### WORK INSTRUCTION
Find all the lines in the material below with the word "Thorsten", and copy them.

### DATA RECORDS

• • • • • • •

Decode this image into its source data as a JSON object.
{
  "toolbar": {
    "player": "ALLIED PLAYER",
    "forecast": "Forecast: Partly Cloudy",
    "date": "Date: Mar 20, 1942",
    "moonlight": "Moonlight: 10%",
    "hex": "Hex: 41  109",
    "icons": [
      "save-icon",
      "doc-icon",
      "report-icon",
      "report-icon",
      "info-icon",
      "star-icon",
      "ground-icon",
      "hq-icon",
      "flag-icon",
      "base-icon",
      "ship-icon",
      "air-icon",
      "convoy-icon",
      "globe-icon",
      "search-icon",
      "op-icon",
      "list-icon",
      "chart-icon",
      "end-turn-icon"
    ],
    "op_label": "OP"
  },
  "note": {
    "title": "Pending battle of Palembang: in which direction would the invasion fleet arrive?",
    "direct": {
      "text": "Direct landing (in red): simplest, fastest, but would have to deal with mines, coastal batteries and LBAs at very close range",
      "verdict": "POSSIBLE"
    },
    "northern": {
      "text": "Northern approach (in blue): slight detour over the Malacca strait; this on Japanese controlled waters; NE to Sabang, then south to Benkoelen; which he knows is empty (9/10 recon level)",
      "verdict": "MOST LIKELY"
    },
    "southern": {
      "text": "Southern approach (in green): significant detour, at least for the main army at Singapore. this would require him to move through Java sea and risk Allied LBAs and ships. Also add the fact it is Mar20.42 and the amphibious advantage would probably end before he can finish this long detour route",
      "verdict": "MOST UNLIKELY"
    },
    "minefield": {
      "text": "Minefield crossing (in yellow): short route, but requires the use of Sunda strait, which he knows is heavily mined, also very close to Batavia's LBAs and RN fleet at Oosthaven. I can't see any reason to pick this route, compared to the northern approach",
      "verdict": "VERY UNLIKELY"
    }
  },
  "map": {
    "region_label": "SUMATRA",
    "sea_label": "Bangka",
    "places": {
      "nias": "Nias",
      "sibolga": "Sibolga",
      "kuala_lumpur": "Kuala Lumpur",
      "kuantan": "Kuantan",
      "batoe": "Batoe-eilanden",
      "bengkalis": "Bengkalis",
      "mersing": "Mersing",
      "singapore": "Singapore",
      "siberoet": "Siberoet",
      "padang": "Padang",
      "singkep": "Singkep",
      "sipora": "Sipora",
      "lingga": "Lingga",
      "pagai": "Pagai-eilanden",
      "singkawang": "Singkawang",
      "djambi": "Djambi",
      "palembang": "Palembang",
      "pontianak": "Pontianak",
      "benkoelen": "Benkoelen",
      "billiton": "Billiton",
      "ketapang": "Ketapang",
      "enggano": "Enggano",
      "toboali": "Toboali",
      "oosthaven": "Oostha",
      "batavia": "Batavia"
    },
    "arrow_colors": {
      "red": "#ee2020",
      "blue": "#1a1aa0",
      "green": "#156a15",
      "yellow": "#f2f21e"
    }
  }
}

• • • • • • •

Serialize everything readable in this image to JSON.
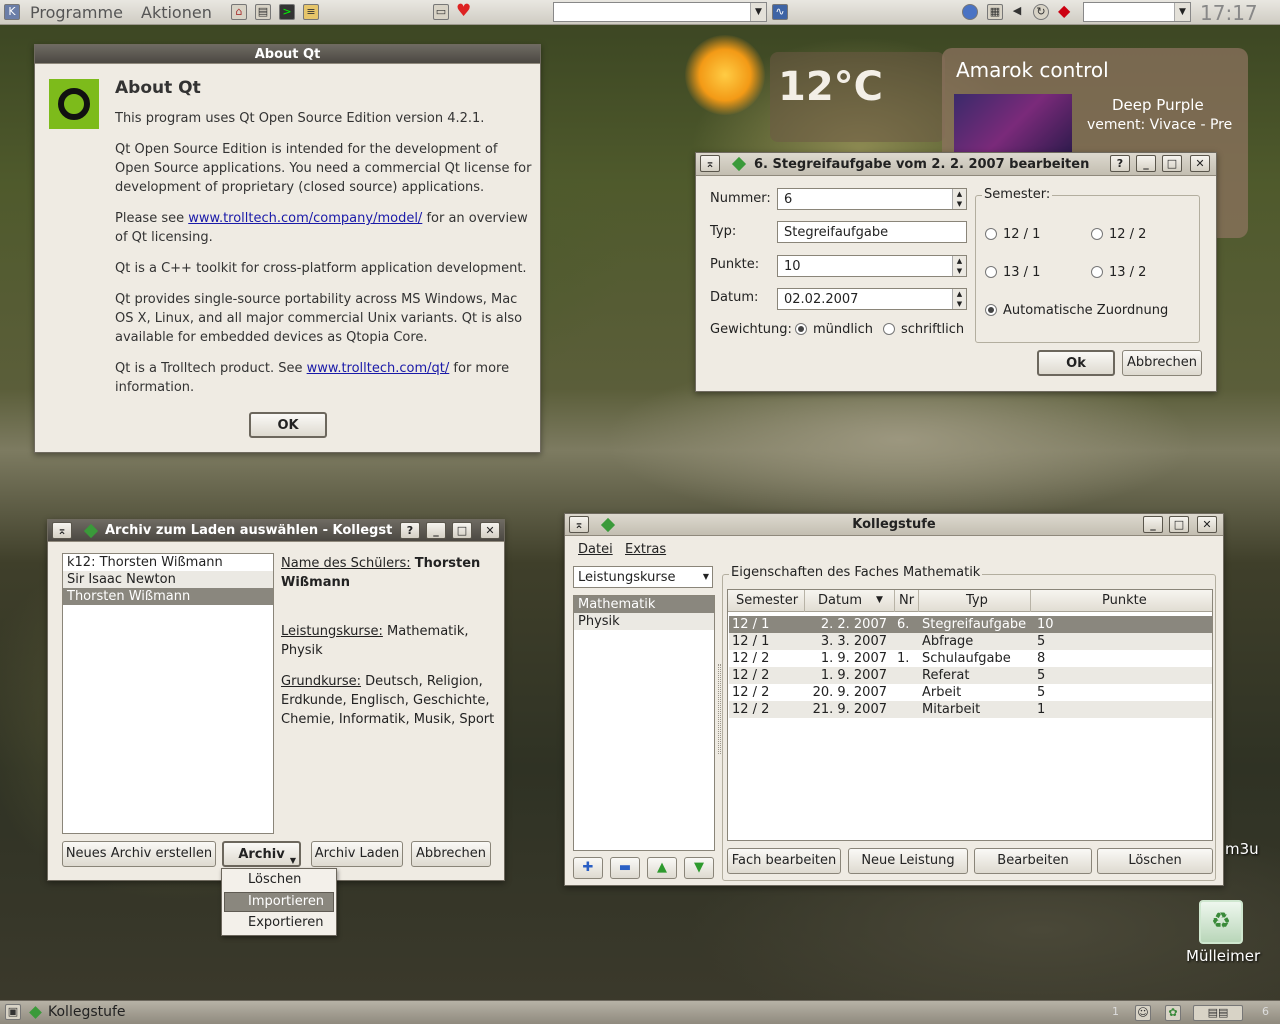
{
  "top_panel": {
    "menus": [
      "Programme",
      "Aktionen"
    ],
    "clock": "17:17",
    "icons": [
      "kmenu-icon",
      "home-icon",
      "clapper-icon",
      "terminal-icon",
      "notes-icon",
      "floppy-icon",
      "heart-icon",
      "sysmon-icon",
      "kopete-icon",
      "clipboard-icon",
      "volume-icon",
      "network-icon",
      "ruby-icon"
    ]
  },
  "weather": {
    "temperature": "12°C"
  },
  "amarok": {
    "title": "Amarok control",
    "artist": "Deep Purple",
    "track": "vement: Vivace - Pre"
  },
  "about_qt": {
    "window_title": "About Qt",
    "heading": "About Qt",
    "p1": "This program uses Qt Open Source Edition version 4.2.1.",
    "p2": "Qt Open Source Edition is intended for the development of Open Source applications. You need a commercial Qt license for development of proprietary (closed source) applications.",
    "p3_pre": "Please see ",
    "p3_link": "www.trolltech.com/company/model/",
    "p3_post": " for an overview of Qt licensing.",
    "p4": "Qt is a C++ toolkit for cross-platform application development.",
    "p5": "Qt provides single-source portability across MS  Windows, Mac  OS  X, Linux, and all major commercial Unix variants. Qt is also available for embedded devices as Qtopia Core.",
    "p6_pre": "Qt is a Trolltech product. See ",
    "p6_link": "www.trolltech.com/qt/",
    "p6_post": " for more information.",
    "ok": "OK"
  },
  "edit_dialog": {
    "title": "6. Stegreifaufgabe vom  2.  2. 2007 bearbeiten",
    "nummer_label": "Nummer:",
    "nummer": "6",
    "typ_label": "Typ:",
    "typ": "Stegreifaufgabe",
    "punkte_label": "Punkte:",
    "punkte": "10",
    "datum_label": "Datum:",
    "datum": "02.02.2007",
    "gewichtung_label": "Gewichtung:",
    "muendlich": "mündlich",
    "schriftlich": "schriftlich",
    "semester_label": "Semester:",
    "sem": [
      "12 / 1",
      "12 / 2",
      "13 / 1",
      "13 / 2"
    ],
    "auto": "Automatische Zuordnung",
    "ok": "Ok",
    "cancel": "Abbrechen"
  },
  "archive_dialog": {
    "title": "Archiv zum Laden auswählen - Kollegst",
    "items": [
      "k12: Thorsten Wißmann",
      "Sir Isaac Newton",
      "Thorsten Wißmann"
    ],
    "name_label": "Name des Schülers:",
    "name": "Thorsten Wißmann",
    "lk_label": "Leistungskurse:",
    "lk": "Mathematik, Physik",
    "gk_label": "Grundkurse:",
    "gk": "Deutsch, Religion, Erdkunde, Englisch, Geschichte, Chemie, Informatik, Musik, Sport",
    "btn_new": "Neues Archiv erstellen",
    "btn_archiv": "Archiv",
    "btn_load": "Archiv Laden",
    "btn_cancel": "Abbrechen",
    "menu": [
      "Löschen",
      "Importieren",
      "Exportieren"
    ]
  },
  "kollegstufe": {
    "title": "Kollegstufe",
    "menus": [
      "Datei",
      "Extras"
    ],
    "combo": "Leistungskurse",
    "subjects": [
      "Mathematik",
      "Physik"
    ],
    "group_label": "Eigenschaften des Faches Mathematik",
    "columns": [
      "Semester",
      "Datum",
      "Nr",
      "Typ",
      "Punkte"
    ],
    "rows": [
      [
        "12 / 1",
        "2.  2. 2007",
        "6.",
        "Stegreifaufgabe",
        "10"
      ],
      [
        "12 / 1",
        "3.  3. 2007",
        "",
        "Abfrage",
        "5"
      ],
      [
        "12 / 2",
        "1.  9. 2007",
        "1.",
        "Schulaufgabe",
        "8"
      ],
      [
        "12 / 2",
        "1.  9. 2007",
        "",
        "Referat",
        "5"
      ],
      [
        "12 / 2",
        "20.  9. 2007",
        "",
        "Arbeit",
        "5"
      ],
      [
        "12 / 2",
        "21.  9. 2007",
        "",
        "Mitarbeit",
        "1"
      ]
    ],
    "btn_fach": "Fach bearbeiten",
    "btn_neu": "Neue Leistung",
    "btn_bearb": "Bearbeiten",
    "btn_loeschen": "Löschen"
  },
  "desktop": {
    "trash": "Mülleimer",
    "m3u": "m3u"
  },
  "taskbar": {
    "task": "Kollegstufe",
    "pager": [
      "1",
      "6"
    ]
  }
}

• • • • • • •

### WRITTEN ANSWER
      "k12: Thorsten Wißmann",
      "Thorsten Wißmann"
    "name": "Thorsten Wißmann",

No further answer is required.